THE TASK: Please find the lines in the following records that hold "your", and copy them.

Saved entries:
-------------------------

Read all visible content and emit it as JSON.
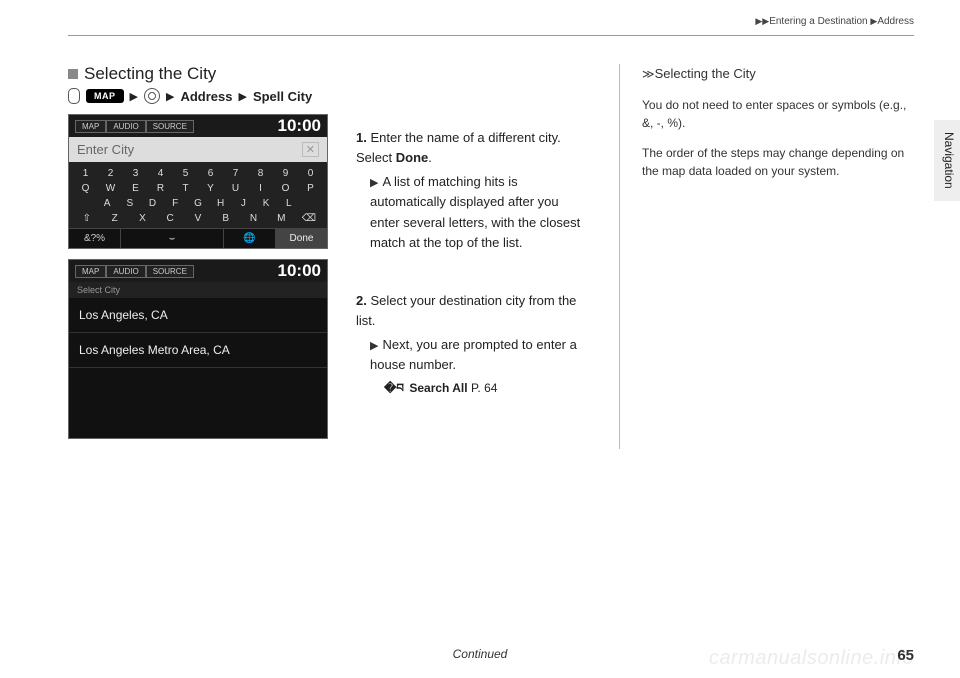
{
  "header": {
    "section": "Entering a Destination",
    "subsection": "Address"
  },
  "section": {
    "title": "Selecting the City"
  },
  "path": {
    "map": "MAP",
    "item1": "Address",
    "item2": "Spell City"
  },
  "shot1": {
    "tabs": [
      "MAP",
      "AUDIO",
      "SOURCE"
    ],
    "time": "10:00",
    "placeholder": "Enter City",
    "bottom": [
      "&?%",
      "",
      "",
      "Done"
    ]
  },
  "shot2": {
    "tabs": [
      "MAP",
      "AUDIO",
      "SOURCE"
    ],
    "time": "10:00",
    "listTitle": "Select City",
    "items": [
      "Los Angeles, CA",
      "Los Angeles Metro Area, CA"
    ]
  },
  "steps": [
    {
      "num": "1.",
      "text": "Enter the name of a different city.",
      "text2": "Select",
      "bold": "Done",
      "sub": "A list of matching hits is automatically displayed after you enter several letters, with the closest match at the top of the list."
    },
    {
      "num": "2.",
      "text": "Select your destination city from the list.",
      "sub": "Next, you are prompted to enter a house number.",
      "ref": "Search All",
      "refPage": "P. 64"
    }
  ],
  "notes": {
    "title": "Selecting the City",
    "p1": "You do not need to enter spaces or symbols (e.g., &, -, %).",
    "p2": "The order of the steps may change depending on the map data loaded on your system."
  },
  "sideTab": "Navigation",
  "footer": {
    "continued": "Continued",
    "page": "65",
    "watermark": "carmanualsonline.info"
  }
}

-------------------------

THE COMPLETED TASK:
      "text": "Select your destination city from the list.",
    "p2": "The order of the steps may change depending on the map data loaded on your system."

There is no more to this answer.